Saturday, June 25, 2011


Today I rode the ferry to South Worth from West Seattle and on the crossing I began to think of preparedness - Now!  I am a big proponent of all of us taking personal responsibility for being prepared.  But is there a time when we shouldn't be prepared?  Do you think the ferry service would be happy if I tried to board with a life vest on? What about trying to get on a plane with my own oxygen and or parachute?
So there are times when we have to depend on the government or a carrier to protect us.  But what is our responsibility?
  1. Make sure we are prepared for interruptions in travel (snowed into an airport) 
  2. We have some way to contact loved ones
  3. Leave an itinerary
  4. Make sure we are using a safe travel carrier
Some things we can't control, so control the things we can

Disaster Dave

Friday, June 24, 2011


For the Government Mitigation can be many things, from buying back land to levees and other activities.  For you no levee building!
You do need to be involved in your own mitigation for your disaster risks. And we’ll come back to this from time to time. But for now think how can you lessen your chance of becoming affected by a hazard.
Many of us live in areas of great beauty, and in most cases, that means some sort of hazard.  Do I live in a hazard area? Yes. Seattle is in a seismic area. We have floods, and winter storms.  I do not live in a flood plain (and I live on the 4th floor). I have mitigated what I can for earthquakes- live on solid ground, not too high, things tied down.
Do you live in a seismic area? If yes-
·         Is your heavy furniture bolted to the wall?
·         Catches on cabinets to keep doors closed?
·         No heavy things over your bed?
·         Is your hot water heater strapped to the wall?
Do you live in a flood area? If yes-
·         Is your home raised?
·         If you can’t keep the water out, can you help it pass through quickly?
·         Can you raise your valuables to a higher floor?

Is your hazard notice or no notice? That will make a difference as you move forward. Some things to think about...More to come

Disaster Dave

Monday, June 20, 2011

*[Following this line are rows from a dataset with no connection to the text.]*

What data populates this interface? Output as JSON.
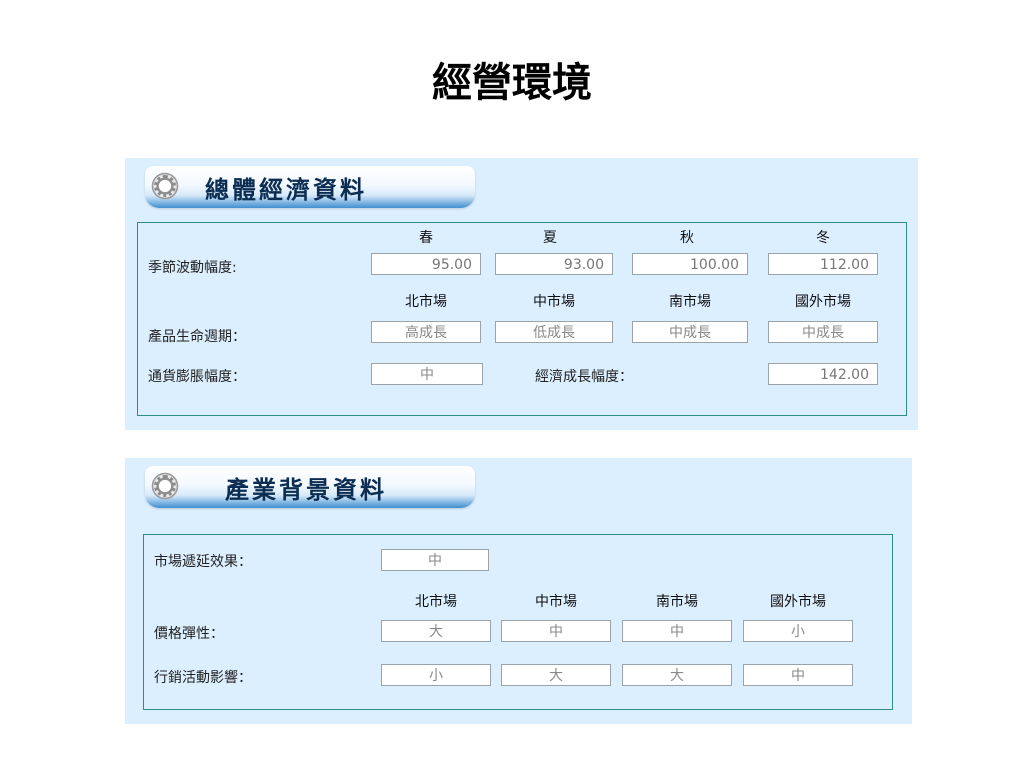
{
  "page": {
    "title": "經營環境"
  },
  "economy": {
    "title": "總體經濟資料",
    "season_headers": [
      "春",
      "夏",
      "秋",
      "冬"
    ],
    "seasonal_label": "季節波動幅度:",
    "seasonal_values": [
      "95.00",
      "93.00",
      "100.00",
      "112.00"
    ],
    "market_headers": [
      "北市場",
      "中市場",
      "南市場",
      "國外市場"
    ],
    "lifecycle_label": "產品生命週期：",
    "lifecycle_values": [
      "高成長",
      "低成長",
      "中成長",
      "中成長"
    ],
    "inflation_label": "通貨膨脹幅度：",
    "inflation_value": "中",
    "growth_label": "經濟成長幅度：",
    "growth_value": "142.00"
  },
  "industry": {
    "title": "產業背景資料",
    "lag_label": "市場遞延效果：",
    "lag_value": "中",
    "market_headers": [
      "北市場",
      "中市場",
      "南市場",
      "國外市場"
    ],
    "elasticity_label": "價格彈性：",
    "elasticity_values": [
      "大",
      "中",
      "中",
      "小"
    ],
    "marketing_label": "行銷活動影響：",
    "marketing_values": [
      "小",
      "大",
      "大",
      "中"
    ]
  },
  "colors": {
    "panel_bg": "#dcefff",
    "border": "#2f8f86",
    "title_text": "#0b2d52"
  },
  "icons": [
    "gear-icon"
  ]
}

So lets get something out in the open!  Do you know why all the messaging is for three days, prepare, etc???? Because we in Emergency Management know that in a big disaster we can't be everywhere. There are not enough first responders in a big disaster.

Well that's what FEMA is for, right?  See any pictures of FEMA folks doing rescues?  Nope. They won't be here for two to three days in force. What you see is folks already there, neighbors, coworkers,etc.  FEMA is about recovery.

 Not trying to make you afraid or to rush out and call your councilperson, but I want to make sure we are all at the same point.  So what should you do next? Follow this Blog and others. Pay attention to what is going on in your community & take responsibility to prepare you, your family, neighbors, pets and business.

Disaster Dave

Sunday, June 19, 2011

Start Here

Okay don't get worried, I am not going to ask you to spend 300 bucks on something you may never need; but I am going to suggest (strongly at times) that you take steps toward protecting yourself, your family, pets and employees.

The Emergency Management community things of a disaster in 4 steps:
Mitigation: how can you set yourself up so the disaster will have less impact on you
Preparedness: How will you respond when it happens (hint: if you do some mitigation this step may not be so difficult).
Response: What do you do (culmination of the above two steps) hunker down, help others or run
Recovery: How do you get your life back to "normal" (more on normal later)
 I will try to focus on each of these steps as we discuss hazards.  Why? We need to have a common language as we work through this.  Also if you reach out to Your local emergency management for help and to ask questions, you gain credibility if you speak their language :)

Where to Start

 In a recent survey 30% of Americans said they hadn't prepared because they expected first responders to save them.  And 38% said they found it hard to get information.

So second one first - really?  There are a lot of websites and training out there to help you prepare.  But I do think that the fact that there is so much that it all becomes "noise".  So what to do? We will dissect that question over the next few weeks.
First question last- Are you kidding! Have you seen your governments (city, county, state) budget in this economy.  There are so few first responders and they will not be answering your phone calls or knocking on your door.
You have to take charge and get yourself ready, whether  for a ______(fill in your hazard) or a strike by grocery workers, truck drivers, gas prices hitting 7 bucks, or a good old snow storm.

I want to dissect the information and help you help yourself.  After all you know who you can count on... you!
Right ?

Disaster Dave